(1) belief in the oneness of Allah;
(2) belief in the angels of Allah;
(3) belief in the books of Allah;
(4) belief in all the prophets of Allah;
(5) belief in the judgment day; and
(6) belief that the power of good deeds comes from Allah alone
The five Pillars of Islam are faith in one God and the four obligations of praying, almsgiving, fasting and pilgrimage to Mecca at least once in one’s lifetime.
The traditional Maguindanaon houses are usually made of nipa and galvanized sheet roofing with bamboo wood for wallings and floors. Interesting features include the okir (carved) decorations, the steep and graceful roofs, the solid construction, the indigenous ornaments, the concern for ventilation, and the concept of space.
Prominent contemporary structures in Cotabato are the Legislative Assembly Session Hall and the mosque. The white Cotabato mosque is topped by an onion shaped dome, which also crowns a tower rising at the back of the building.
f. Performing Arts
The Maguindanao has many types of musical instruments: the kudyapi or boat lute, the suling or bamboo flutes, the kubing or jew’s harp, bamboo zithers and bamboo scrapers, the most important, the kulintangan ensemble. The kulintang is arranged horizontally from largest to (lowest in pitch) to the smallest (highest in pitch), and laid over an antangan (wooden frame). These are played by striking the knob of the gongs with a pair of basal(light wooden sticks).
The agong, played exclusively by men, is a large kettle – shaped gong. The agong is also used to announce an emergency to mark the time of day. Moreover, the sound of agong is believed to possess supernatural powers.
The Maguindanao dance is a part of various ritual dance performances.

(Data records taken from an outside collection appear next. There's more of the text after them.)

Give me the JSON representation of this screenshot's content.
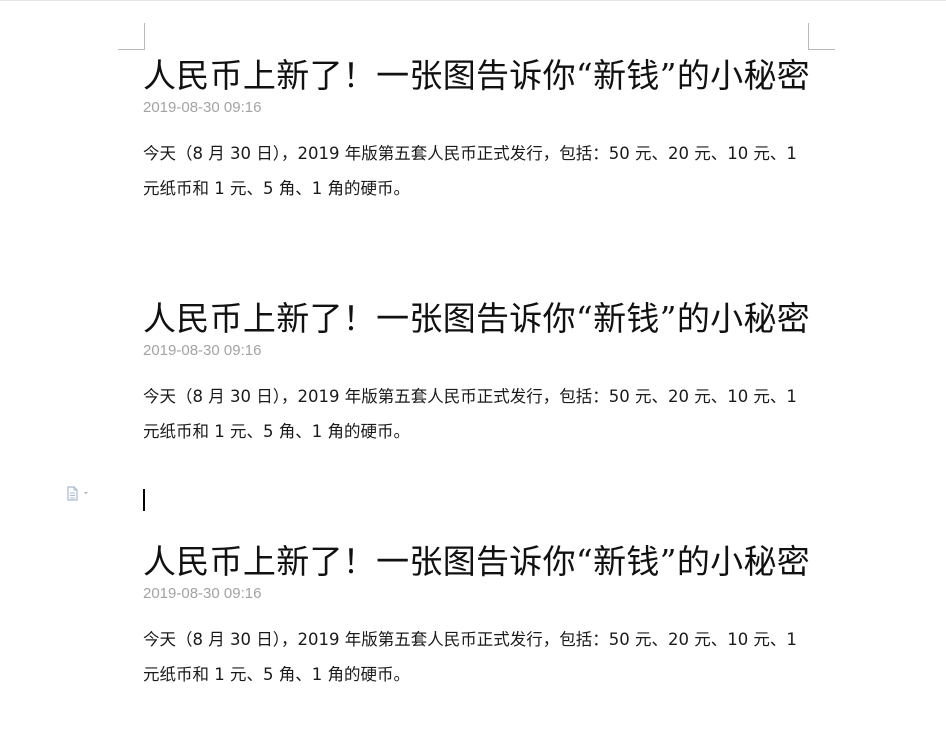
{
  "articles": [
    {
      "title": "人民币上新了！一张图告诉你“新钱”的小秘密",
      "date": "2019-08-30 09:16",
      "body": "今天（8 月 30 日），2019 年版第五套人民币正式发行，包括：50 元、20 元、10 元、1 元纸币和 1 元、5 角、1 角的硬币。"
    },
    {
      "title": "人民币上新了！一张图告诉你“新钱”的小秘密",
      "date": "2019-08-30 09:16",
      "body": "今天（8 月 30 日），2019 年版第五套人民币正式发行，包括：50 元、20 元、10 元、1 元纸币和 1 元、5 角、1 角的硬币。"
    },
    {
      "title": "人民币上新了！一张图告诉你“新钱”的小秘密",
      "date": "2019-08-30 09:16",
      "body": "今天（8 月 30 日），2019 年版第五套人民币正式发行，包括：50 元、20 元、10 元、1 元纸币和 1 元、5 角、1 角的硬币。"
    }
  ],
  "icons": {
    "paragraph_menu": "document-icon",
    "paragraph_menu_arrow": "chevron-down-icon"
  },
  "colors": {
    "date_text": "#a3a3a3",
    "margin_marks": "#b9b9b9",
    "paragraph_icon": "#a9b9d1"
  }
}
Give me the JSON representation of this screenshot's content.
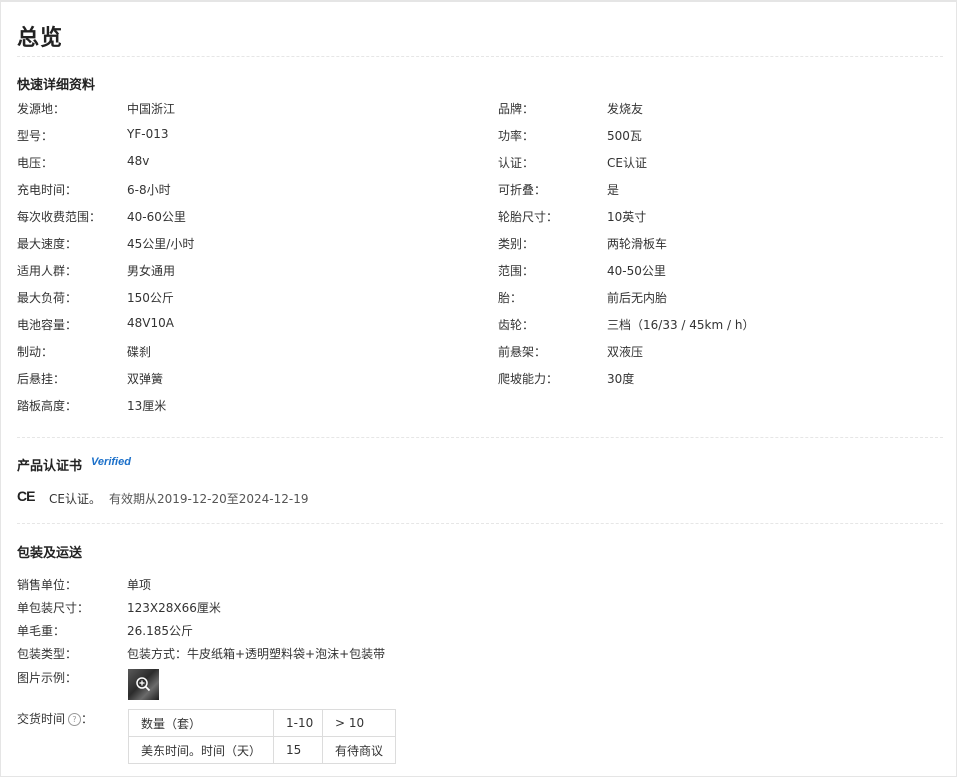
{
  "page_title": "总览",
  "quick_details": {
    "title": "快速详细资料",
    "left": [
      {
        "label": "发源地：",
        "value": "中国浙江"
      },
      {
        "label": "型号：",
        "value": "YF-013"
      },
      {
        "label": "电压：",
        "value": "48v"
      },
      {
        "label": "充电时间：",
        "value": "6-8小时"
      },
      {
        "label": "每次收费范围：",
        "value": "40-60公里"
      },
      {
        "label": "最大速度：",
        "value": "45公里/小时"
      },
      {
        "label": "适用人群：",
        "value": "男女通用"
      },
      {
        "label": "最大负荷：",
        "value": "150公斤"
      },
      {
        "label": "电池容量：",
        "value": "48V10A"
      },
      {
        "label": "制动：",
        "value": "碟刹"
      },
      {
        "label": "后悬挂：",
        "value": "双弹簧"
      },
      {
        "label": "踏板高度：",
        "value": "13厘米"
      }
    ],
    "right": [
      {
        "label": "品牌：",
        "value": "发烧友"
      },
      {
        "label": "功率：",
        "value": "500瓦"
      },
      {
        "label": "认证：",
        "value": "CE认证"
      },
      {
        "label": "可折叠：",
        "value": "是"
      },
      {
        "label": "轮胎尺寸：",
        "value": "10英寸"
      },
      {
        "label": "类别：",
        "value": "两轮滑板车"
      },
      {
        "label": "范围：",
        "value": "40-50公里"
      },
      {
        "label": "胎：",
        "value": "前后无内胎"
      },
      {
        "label": "齿轮：",
        "value": "三档（16/33 / 45km / h）"
      },
      {
        "label": "前悬架：",
        "value": "双液压"
      },
      {
        "label": "爬坡能力：",
        "value": "30度"
      }
    ]
  },
  "certificate": {
    "title": "产品认证书",
    "verified_badge": "Verified",
    "logo_text": "CE",
    "name": "CE认证。",
    "validity": "有效期从2019-12-20至2024-12-19"
  },
  "packaging": {
    "title": "包装及运送",
    "rows": [
      {
        "label": "销售单位：",
        "value": "单项"
      },
      {
        "label": "单包装尺寸：",
        "value": "123X28X66厘米"
      },
      {
        "label": "单毛重：",
        "value": "26.185公斤"
      },
      {
        "label": "包装类型：",
        "value": "包装方式：牛皮纸箱+透明塑料袋+泡沫+包装带"
      }
    ],
    "image_label": "图片示例：",
    "lead_time_label": "交货时间",
    "lead_time_colon": "：",
    "lead_table": {
      "header": [
        "数量（套）",
        "1-10",
        "> 10"
      ],
      "row": [
        "美东时间。时间（天）",
        "15",
        "有待商议"
      ]
    }
  }
}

These rituals include several forms of movements: leaping, prancing, mock attacks, singing, yelling, poetic incantations, and carrying a tray of embers.
One of the most important Maguindanao ritual dance performances is the sagayan, a warrior dance depicting the exploits of bantugan, a mythological hero-prince (Orosa- Goquingco 1980:178).
The Maguindanao prize a dish they call “pizinena”, a goat meat in coconut oil with spices.
Both Maguindanao and Maranao have the same traditional dress, most prominent article of clothing called malong. The well-dressed woman wears her malong with an abirta, a blouse of velvet cloth made with a V-neck and three quarter length sleeves. It is decorated with gold coins and gold buttons, and the lady also wears rings, bracelets and earrings of gold. Traditional women wrap their heads in a turban-like Kombong made of colored muslin (white if they had been to Mecca) oven which thin, filmly lace is draped.
Traditional head wear for men is a multi-colored turban, or a kerchief folded and wound around the head. The Maguindanao and Maranao call the turban tobao and it is made of embroidered or tie-and-dye material.
Communal assistance is widely practiced among the Maguindanaos and Maranaos. By custom and tradition they are expected to help their relatives by putting in money to finance such activities as marriages, funerals, pilgrimages to Mecca and many others.
|Lourdes C. Manzano obtained her degree in M.A. English at the Xavier University, Cagayan de Oro City. She now heads the Admission Office of the Mindanao State University, Tambler Campus, General Santos City.|